Listed records:
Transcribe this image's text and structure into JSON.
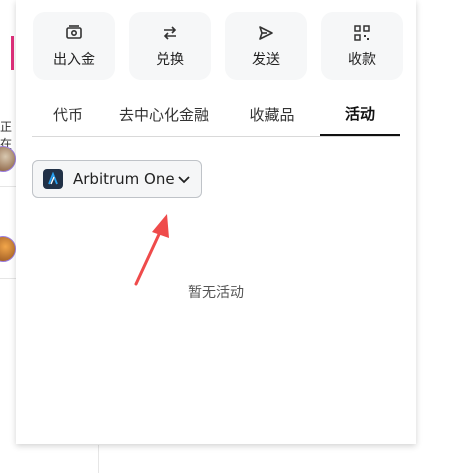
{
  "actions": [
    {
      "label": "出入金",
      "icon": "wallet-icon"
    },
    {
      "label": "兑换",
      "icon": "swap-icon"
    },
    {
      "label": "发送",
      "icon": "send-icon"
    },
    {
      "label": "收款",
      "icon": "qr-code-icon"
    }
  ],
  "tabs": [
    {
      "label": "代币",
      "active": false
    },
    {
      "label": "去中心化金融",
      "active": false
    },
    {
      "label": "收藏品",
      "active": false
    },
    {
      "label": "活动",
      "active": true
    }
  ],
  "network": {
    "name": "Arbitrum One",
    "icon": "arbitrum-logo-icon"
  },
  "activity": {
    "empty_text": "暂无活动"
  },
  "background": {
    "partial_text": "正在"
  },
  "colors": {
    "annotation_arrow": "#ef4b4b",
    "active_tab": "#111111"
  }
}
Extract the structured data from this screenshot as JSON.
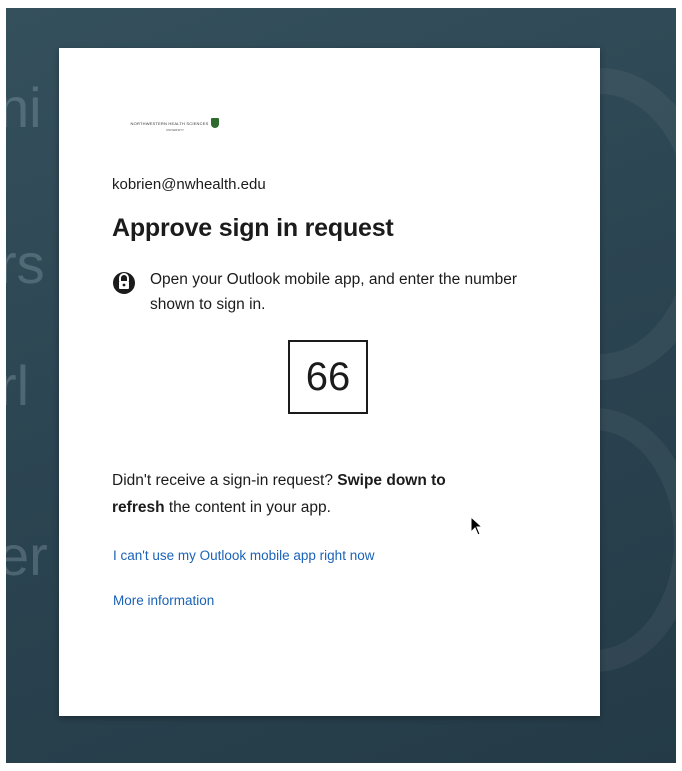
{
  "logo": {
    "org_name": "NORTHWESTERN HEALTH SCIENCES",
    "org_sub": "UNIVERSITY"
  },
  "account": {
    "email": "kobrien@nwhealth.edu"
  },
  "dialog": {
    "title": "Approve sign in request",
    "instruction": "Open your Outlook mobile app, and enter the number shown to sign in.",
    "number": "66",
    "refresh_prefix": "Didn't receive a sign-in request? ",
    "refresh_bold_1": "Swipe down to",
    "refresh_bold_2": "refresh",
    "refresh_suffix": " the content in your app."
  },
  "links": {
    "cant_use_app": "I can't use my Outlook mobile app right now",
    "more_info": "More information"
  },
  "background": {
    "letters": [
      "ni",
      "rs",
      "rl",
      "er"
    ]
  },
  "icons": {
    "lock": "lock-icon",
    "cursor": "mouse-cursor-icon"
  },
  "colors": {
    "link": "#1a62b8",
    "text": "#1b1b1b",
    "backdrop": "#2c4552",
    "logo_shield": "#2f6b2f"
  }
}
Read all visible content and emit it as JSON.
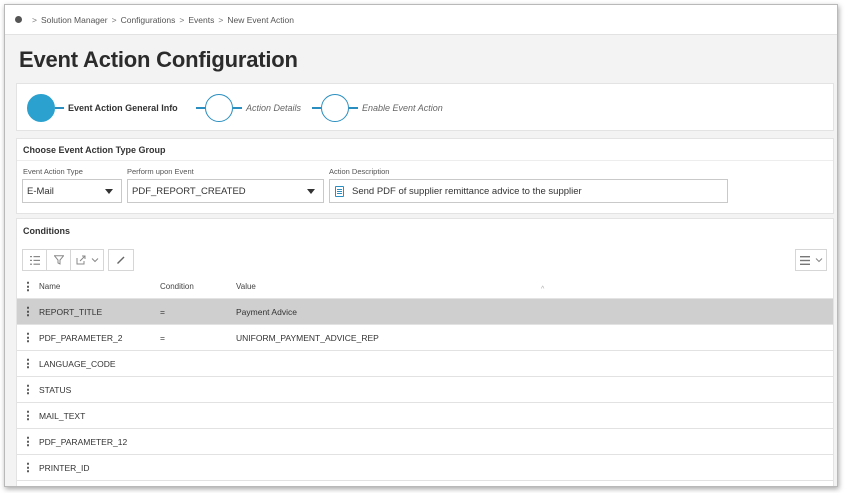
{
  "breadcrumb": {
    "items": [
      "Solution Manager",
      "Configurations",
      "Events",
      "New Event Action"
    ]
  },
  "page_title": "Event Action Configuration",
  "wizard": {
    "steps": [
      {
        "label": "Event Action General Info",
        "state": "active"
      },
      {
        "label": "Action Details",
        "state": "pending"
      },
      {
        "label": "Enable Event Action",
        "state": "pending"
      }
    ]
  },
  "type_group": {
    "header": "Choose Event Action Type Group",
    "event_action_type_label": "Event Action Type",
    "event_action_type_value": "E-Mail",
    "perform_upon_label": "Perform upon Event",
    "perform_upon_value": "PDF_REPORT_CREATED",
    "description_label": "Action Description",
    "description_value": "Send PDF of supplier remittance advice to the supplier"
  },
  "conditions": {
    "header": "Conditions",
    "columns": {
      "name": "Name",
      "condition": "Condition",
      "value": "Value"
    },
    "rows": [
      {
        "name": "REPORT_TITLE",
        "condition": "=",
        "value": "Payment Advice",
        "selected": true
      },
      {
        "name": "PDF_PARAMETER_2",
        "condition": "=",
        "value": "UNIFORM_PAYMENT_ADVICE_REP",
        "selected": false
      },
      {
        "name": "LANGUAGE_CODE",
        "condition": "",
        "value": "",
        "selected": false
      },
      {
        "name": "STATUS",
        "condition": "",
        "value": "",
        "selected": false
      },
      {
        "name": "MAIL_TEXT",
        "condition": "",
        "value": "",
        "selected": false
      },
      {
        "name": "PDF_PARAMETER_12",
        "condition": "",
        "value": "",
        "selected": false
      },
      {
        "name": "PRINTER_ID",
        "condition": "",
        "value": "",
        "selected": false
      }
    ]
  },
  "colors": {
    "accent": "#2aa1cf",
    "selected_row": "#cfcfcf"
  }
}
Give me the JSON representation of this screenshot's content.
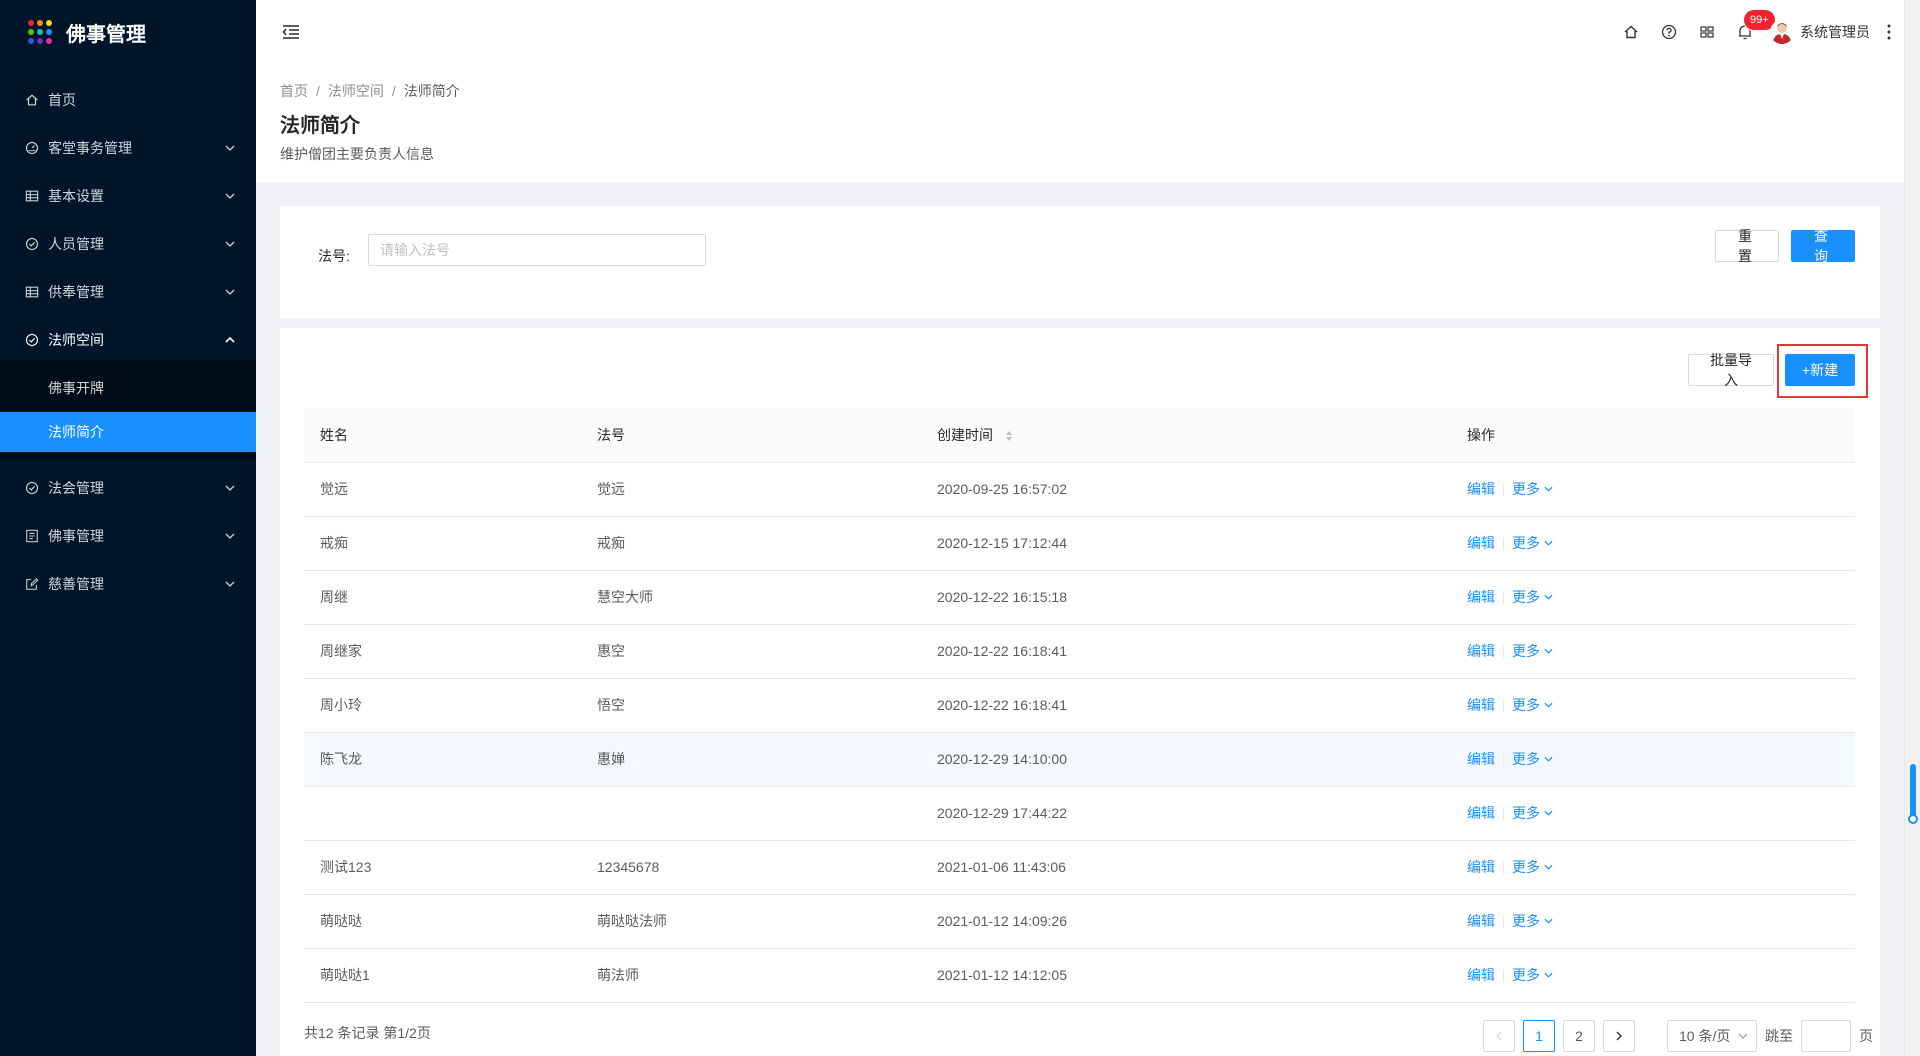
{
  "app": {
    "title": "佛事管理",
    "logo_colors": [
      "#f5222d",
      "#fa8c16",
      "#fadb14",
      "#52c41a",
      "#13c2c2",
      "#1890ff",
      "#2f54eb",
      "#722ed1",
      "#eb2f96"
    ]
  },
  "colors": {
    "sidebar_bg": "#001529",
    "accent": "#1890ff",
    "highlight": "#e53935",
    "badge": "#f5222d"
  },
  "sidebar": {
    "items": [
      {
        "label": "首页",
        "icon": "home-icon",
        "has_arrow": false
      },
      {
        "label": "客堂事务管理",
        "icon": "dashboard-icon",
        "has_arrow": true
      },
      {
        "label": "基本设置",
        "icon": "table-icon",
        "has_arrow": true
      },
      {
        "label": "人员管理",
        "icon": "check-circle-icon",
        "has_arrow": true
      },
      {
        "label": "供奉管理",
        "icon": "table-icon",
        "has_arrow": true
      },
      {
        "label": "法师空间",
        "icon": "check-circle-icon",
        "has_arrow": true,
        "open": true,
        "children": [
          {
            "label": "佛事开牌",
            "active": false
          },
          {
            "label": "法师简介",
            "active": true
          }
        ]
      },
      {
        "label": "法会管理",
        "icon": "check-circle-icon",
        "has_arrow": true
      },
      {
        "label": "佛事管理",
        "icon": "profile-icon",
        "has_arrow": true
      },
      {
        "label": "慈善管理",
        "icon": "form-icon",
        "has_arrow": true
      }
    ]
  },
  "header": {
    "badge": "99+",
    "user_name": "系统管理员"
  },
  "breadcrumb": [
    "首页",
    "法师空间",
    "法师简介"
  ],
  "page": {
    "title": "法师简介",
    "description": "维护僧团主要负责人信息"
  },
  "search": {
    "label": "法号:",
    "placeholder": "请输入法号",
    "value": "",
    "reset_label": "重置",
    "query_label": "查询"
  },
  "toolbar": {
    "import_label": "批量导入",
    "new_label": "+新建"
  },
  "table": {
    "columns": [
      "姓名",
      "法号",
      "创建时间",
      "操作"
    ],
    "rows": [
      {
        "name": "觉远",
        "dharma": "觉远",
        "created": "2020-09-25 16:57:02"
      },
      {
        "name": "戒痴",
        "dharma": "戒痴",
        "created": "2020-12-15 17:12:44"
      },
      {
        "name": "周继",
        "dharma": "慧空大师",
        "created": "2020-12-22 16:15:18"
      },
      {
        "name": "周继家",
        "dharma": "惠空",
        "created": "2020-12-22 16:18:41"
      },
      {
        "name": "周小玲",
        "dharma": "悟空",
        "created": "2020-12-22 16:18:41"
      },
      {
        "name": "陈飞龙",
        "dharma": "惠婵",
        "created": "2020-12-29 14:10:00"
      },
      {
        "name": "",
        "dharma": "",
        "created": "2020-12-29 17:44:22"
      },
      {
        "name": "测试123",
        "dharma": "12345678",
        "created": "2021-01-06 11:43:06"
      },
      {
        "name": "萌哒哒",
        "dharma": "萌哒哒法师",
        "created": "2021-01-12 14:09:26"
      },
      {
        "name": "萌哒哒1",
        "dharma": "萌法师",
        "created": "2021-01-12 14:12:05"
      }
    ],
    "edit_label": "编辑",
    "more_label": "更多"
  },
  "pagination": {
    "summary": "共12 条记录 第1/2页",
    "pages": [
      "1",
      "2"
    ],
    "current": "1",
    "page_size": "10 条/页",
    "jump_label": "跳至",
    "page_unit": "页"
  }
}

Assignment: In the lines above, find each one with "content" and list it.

Solution:
    "refresh_suffix": " the content in your app."
Read all visible content and emit it as JSON.
Give me the JSON representation of this screenshot's content.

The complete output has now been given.